When it comes to picking five suspense novels to share, I went for books whose stories I had no trouble recalling despite all the information I’ve crammed into my overwhelmed noggin. In no way is this quick list comprehensive of the best of the best. The omission of Stieg Larsson, Tess Gerritsen, Joe Finder, Lee Child, Karen Slaughter, Lisa Gardner, Harlan Coben, Patricia Highsmith, John Grisham, Katherine Neville, a bunch of others — heck even my own father, Michael Palmer — has to do only with the constraints of this assignment.

That said, here are five top-notch suspense novels whose stories have stuck with me through the years and whose level of craft is unquestionable.

Dean Koontz’s Watchers

Ask me to pen an edge-of-your-seat thrill ride that must include a golden retriever named Einstein (who can play Scrabble), and I don’t think you’d be thrilled with the results. Thank goodness we have Dean Koontz! Good (capital G) and Evil (capital E) are on full display in this cautionary tale of genetic engineering gone wrong. Koontz can craft a sentence with the best of them, but the action jets, thanks to his crisp and economical prose. When I first read Watchers as a teen, The Outsider character thrilled (or scared) me no end. It was, however, the slow reveal of Einstein’s exceptional gifts and the bond between man and dog that made this remarkable book an endearing and suspenseful read.

Thomas Harris’s The Silence of the Lambs

The serial killer aspect of Harris's masterpiece is truly frightening, but it's the psychological warfare between Starling and Lecter that makes this novel a classic. The relationship surpasses the plot, or the plot is there to serve the relationship. Clarice is both pupil and teacher, and it's through her the book's core message comes clear.

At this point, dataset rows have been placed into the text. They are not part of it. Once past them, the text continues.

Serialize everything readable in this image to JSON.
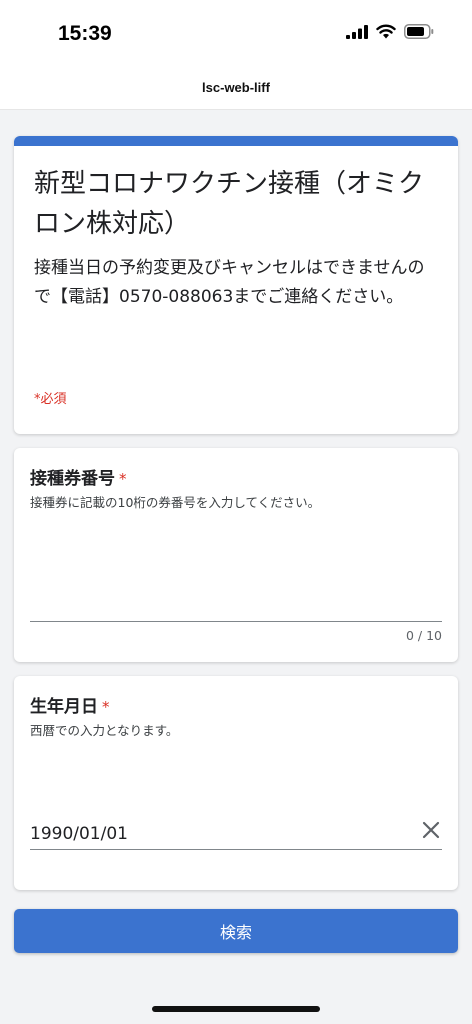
{
  "status_bar": {
    "time": "15:39"
  },
  "nav": {
    "title": "lsc-web-liff"
  },
  "form": {
    "title": "新型コロナワクチン接種（オミクロン株対応）",
    "description": "接種当日の予約変更及びキャンセルはできませんので【電話】0570-088063までご連絡ください。",
    "required_note": "*必須"
  },
  "questions": [
    {
      "title": "接種券番号",
      "required_mark": "*",
      "description": "接種券に記載の10桁の券番号を入力してください。",
      "value": "",
      "counter": "0 / 10"
    },
    {
      "title": "生年月日",
      "required_mark": "*",
      "description": "西暦での入力となります。",
      "value": "1990/01/01"
    }
  ],
  "search_button": {
    "label": "検索"
  },
  "colors": {
    "accent": "#3b73cf",
    "required": "#d93025",
    "background": "#f2f3f5"
  }
}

The monsters to fear most are the ones lurking in our minds. Like Clarice, we strive to solve problems, to prove ourselves, but all we truly want is for the lambs to stop screaming in our heads.

Ken Follett’s Eye of The Needle

The stakes here are inarguably high: the true-life deception of the Allies’ “Operation Fortitude” might decide the fate of the war. The hunt for the master German spy, Henry Faber (aka The Needle), who carries proof of the American plan, escapes pedestrian spy thriller territory thanks to its unlikely heroine. I can’t help but wonder if someone bet Follett he could not write a novel in which a lonely housewife wins the war. Lucy Rose was not only a compelling heroine; she was an utterly believable one. If Follett did make that bet, he won it handily.

Stephen King’s The Stand

Read the news today, and it’s easy to take a gloomy outlook. King felt a similar sense of doom when, in the mid-1970s, he penned his Lord of the Rings-like epic on an American landscape. We love archetypes, perhaps for the same reason we’re addicted to those dang Buzzfeed quizzes; in them, we hope to catch a glimpse of our better selves. When scrubbed of what defines us (our possessions, our jobs, etc.), what’s left is our character. King’s masterwork makes it easy to imagine that we too could be as bold, as brave, as amazing as the archetypical heroes who face the ultimate evil in humanity’s final stand.

Tom Clancy’s The Hunt for Red October

When you start a book with a Russian sub being chased by the Russian fleet, you know you’re in for a thrill ride. Clancy is deft at conveying the claustrophobic feeling of life below sea level. What makes the book something truly special is how he blends an explanation of gadgetry with a plot as propulsive as any torpedo. It reads like non-fiction, which in some ways is the highest praise one can bestow on any fiction writer.

 

Charles Rosenberg, best-selling author of “Paris Ransom,” discusses law aboard and what to leave at home.